During his time at Grace's Little Belmont Hair Salon, he cut the hair of celebrities who frequented Club Harlem, a nightclub across the street from the salon, according to the biography. Among the notables were comedian Slappy White, blues great B.B. King, and boxing champion Muhammad Ali.
In his own barbershop, Mr. Lea set the bar high for civil discourse.
"He supported the youth in Atlantic City who went there because it was a safe place," Epps said. "The conversation centered around sports. It was always respectful because he demanded respect."
Mr. Lea served as a father figure to many neighborhood children, the biography said. During the dedication ceremony for the marker, Atlantic City Councilman Frank Gilliam said Mr. Lea went so far as to send him care packages when he was away at college.
"He wasn't a wealthy man as far as money," Nynell Langford, Mr. Lea's daughter, said. "He was rich in his giving."

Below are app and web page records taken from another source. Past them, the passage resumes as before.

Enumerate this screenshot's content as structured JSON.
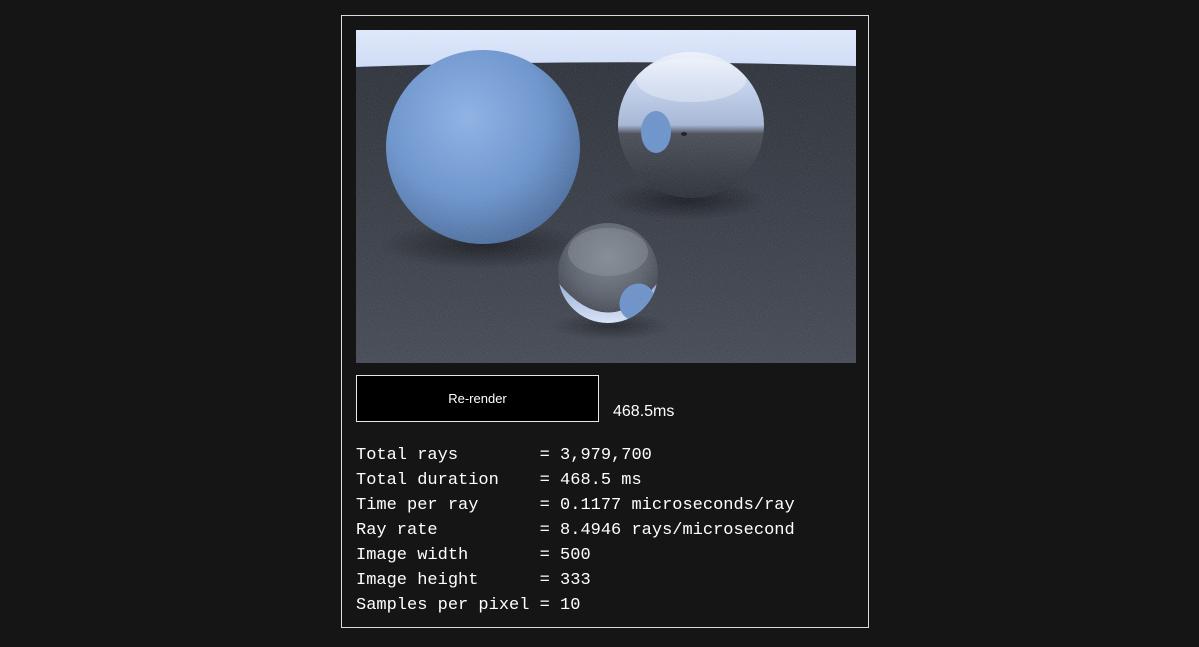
{
  "button": {
    "label": "Re-render"
  },
  "timing": "468.5ms",
  "stats": [
    {
      "label": "Total rays        ",
      "value": "3,979,700"
    },
    {
      "label": "Total duration    ",
      "value": "468.5 ms"
    },
    {
      "label": "Time per ray      ",
      "value": "0.1177 microseconds/ray"
    },
    {
      "label": "Ray rate          ",
      "value": "8.4946 rays/microsecond"
    },
    {
      "label": "Image width       ",
      "value": "500"
    },
    {
      "label": "Image height      ",
      "value": "333"
    },
    {
      "label": "Samples per pixel ",
      "value": "10"
    }
  ],
  "colors": {
    "background": "#151515",
    "sky": "#dde8fb",
    "ground": "#3c4049",
    "diffuse_sphere": "#6f98d0",
    "button_bg": "#000000",
    "text": "#ffffff"
  }
}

If neighborhood residents were in jail, he visited them on Sundays, Langford said. "He felt that sometimes people are forgotten when they made a bad choice. He never judged."
Mr. Lea's wife, Mary "Scrap" Lea, died five years ago. In addition to his daughter Nynell, he is survived by children Edward, Terry, Michael, and Yvette Lea-Davis; nine grandchildren; two great-grandchildren; three sisters; three nephews; and a niece.